Work order >> Determine how many lines of the records include "label", and answer with the number alone.

Component data from apps and pages:
--- START ---
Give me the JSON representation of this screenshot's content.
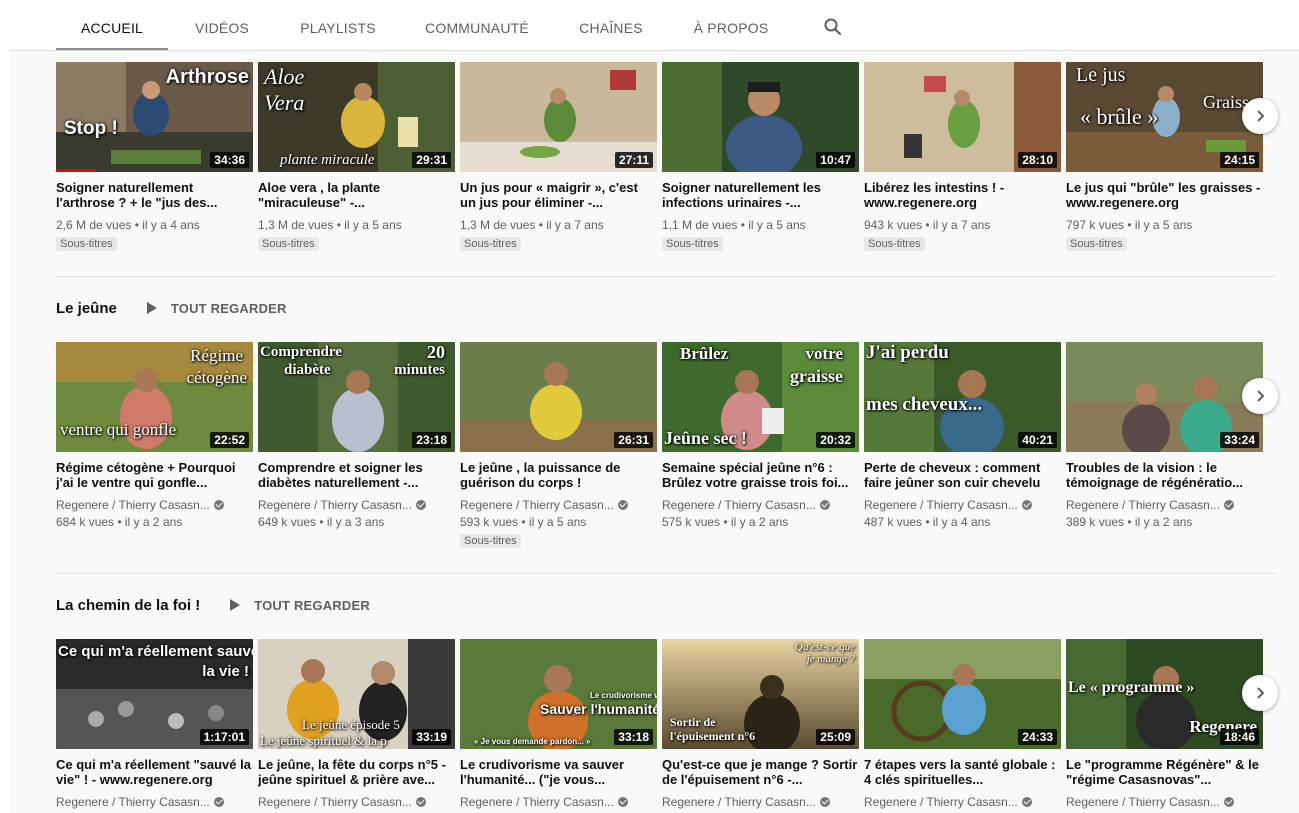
{
  "tabs": [
    {
      "label": "ACCUEIL",
      "active": true
    },
    {
      "label": "VIDÉOS"
    },
    {
      "label": "PLAYLISTS"
    },
    {
      "label": "COMMUNAUTÉ"
    },
    {
      "label": "CHAÎNES"
    },
    {
      "label": "À PROPOS"
    }
  ],
  "icons": {
    "search": "search-icon",
    "next": "chevron-right-icon",
    "play": "play-icon",
    "verified": "verified-check-icon"
  },
  "rows": [
    {
      "videos": [
        {
          "thumb_text": [
            "Arthrose",
            "Stop !"
          ],
          "duration": "34:36",
          "title": "Soigner naturellement l'arthrose ? + le \"jus des...",
          "views": "2,6 M de vues",
          "age": "il y a 4 ans",
          "badge": "Sous-titres"
        },
        {
          "thumb_text": [
            "Aloe",
            "Vera",
            "plante miracule"
          ],
          "duration": "29:31",
          "title": "Aloe vera , la plante \"miraculeuse\" -...",
          "views": "1,3 M de vues",
          "age": "il y a 5 ans",
          "badge": "Sous-titres"
        },
        {
          "thumb_text": [],
          "duration": "27:11",
          "title": "Un jus pour « maigrir », c'est un jus pour éliminer -...",
          "views": "1,3 M de vues",
          "age": "il y a 7 ans",
          "badge": "Sous-titres"
        },
        {
          "thumb_text": [],
          "duration": "10:47",
          "title": "Soigner naturellement les infections urinaires -...",
          "views": "1,1 M de vues",
          "age": "il y a 5 ans",
          "badge": "Sous-titres"
        },
        {
          "thumb_text": [],
          "duration": "28:10",
          "title": "Libérez les intestins ! - www.regenere.org",
          "views": "943 k vues",
          "age": "il y a 7 ans",
          "badge": "Sous-titres"
        },
        {
          "thumb_text": [
            "Le jus",
            "Graiss",
            "« brûle »"
          ],
          "duration": "24:15",
          "title": "Le jus qui \"brûle\" les graisses - www.regenere.org",
          "views": "797 k vues",
          "age": "il y a 5 ans",
          "badge": "Sous-titres"
        }
      ]
    },
    {
      "shelf_title": "Le jeûne",
      "play_all": "TOUT REGARDER",
      "videos": [
        {
          "thumb_text": [
            "Régime",
            "cétogène",
            "ventre qui gonfle"
          ],
          "duration": "22:52",
          "title": "Régime cétogène + Pourquoi j'ai le ventre qui gonfle...",
          "channel": "Regenere / Thierry Casasn...",
          "views": "684 k vues",
          "age": "il y a 2 ans"
        },
        {
          "thumb_text": [
            "Comprendre",
            "20",
            "diabète",
            "minutes"
          ],
          "duration": "23:18",
          "title": "Comprendre et soigner les diabètes naturellement -...",
          "channel": "Regenere / Thierry Casasn...",
          "views": "649 k vues",
          "age": "il y a 3 ans"
        },
        {
          "thumb_text": [],
          "duration": "26:31",
          "title": "Le jeûne , la puissance de guérison du corps !",
          "channel": "Regenere / Thierry Casasn...",
          "views": "593 k vues",
          "age": "il y a 5 ans",
          "badge": "Sous-titres"
        },
        {
          "thumb_text": [
            "Brûlez",
            "votre",
            "graisse",
            "Jeûne sec !"
          ],
          "duration": "20:32",
          "title": "Semaine spécial jeûne n°6 : Brûlez votre graisse trois foi...",
          "channel": "Regenere / Thierry Casasn...",
          "views": "575 k vues",
          "age": "il y a 2 ans"
        },
        {
          "thumb_text": [
            "J'ai perdu",
            "mes cheveux..."
          ],
          "duration": "40:21",
          "title": "Perte de cheveux : comment faire jeûner son cuir chevelu",
          "channel": "Regenere / Thierry Casasn...",
          "views": "487 k vues",
          "age": "il y a 4 ans"
        },
        {
          "thumb_text": [],
          "duration": "33:24",
          "title": "Troubles de la vision : le témoignage de régénératio...",
          "channel": "Regenere / Thierry Casasn...",
          "views": "389 k vues",
          "age": "il y a 2 ans"
        }
      ]
    },
    {
      "shelf_title": "La chemin de la foi !",
      "play_all": "TOUT REGARDER",
      "videos": [
        {
          "thumb_text": [
            "Ce qui m'a réellement sauvé",
            "la vie !"
          ],
          "duration": "1:17:01",
          "title": "Ce qui m'a réellement \"sauvé la vie\" ! - www.regenere.org",
          "channel": "Regenere / Thierry Casasn..."
        },
        {
          "thumb_text": [
            "Le jeûne épisode 5",
            "Le jeûne spirituel & la p"
          ],
          "duration": "33:19",
          "title": "Le jeûne, la fête du corps n°5 - jeûne spirituel & prière ave...",
          "channel": "Regenere / Thierry Casasn..."
        },
        {
          "thumb_text": [
            "Le crudivorisme va",
            "Sauver l'humanité",
            "« Je vous demande pardon... »"
          ],
          "duration": "33:18",
          "title": "Le crudivorisme va sauver l'humanité... (\"je vous...",
          "channel": "Regenere / Thierry Casasn..."
        },
        {
          "thumb_text": [
            "Qu'est-ce que",
            "je mange ?",
            "Sortir de",
            "l'épuisement n°6"
          ],
          "duration": "25:09",
          "title": "Qu'est-ce que je mange ? Sortir de l'épuisement n°6 -...",
          "channel": "Regenere / Thierry Casasn..."
        },
        {
          "thumb_text": [],
          "duration": "24:33",
          "title": "7 étapes vers la santé globale : 4 clés spirituelles...",
          "channel": "Regenere / Thierry Casasn..."
        },
        {
          "thumb_text": [
            "Le « programme »",
            "Regenere"
          ],
          "duration": "18:46",
          "title": "Le \"programme Régénère\" & le \"régime Casasnovas\"...",
          "channel": "Regenere / Thierry Casasn..."
        }
      ]
    }
  ]
}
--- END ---
Expected answer >> 6